Health and Wellness Minister Randy Delorey raised a flag at Province House today, Nov. 29, to mark HIV/AIDS Awareness Week and World AIDS Day.
This year’s theme, Know Your Status, highlights the importance of prevention, early diagnosis, and ongoing care and treatment.
World AIDS day is Dec. 1 and also marks the beginning of Aboriginal AIDS Awareness Week in Canada.
“To build on the important work that has been done to fight HIV/AIDS, we need to continue to reduce stigma and encourage people to know their status,” said Mr. Delorey. “Prevention, early diagnosis and treatment are key, and we are working hard to increase access to services to remove barriers for high-risk Nova Scotians.”
In July, government increased access to HIV prevention medication by adding it to provincial Pharmacare programs.
“The importance of early diagnosis and access to ongoing care and treatment to eliminate HIV cannot be overstated,” said Michelle Proctor-Simms, director of the Nova Scotia Advisory Commission on AIDS. “This speaks to the need for more options to reach the undiagnosed and to get them to the appropriate services and supports.”
Twenty-five Nova Scotians have already tested positive for HIV this year. That’s an increase over the average annual number of 16 new HIV cases. There has been a national increase in rates of sexually transmitted and blood-borne infections over the last decade.
To find out how to get an HIV test, talk to your primary care provider or visit the Nova Scotia Health Authority sexually transmitted infection and sexually transmitted disease clinic website at http://www.nshealth.ca/service-details/STI%20and%20STD%20Clinic.

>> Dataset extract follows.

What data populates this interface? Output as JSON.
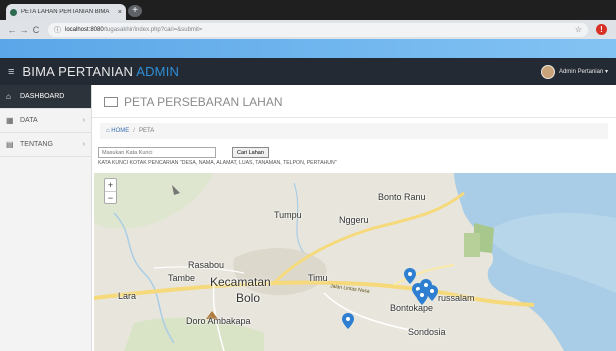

Information on anonymous HIV testing offered at the Halifax Sexual Health Clinic or the Ally Centre of Cape Breton can be found at http://hshc.ca/anonymous-hiv-testing/.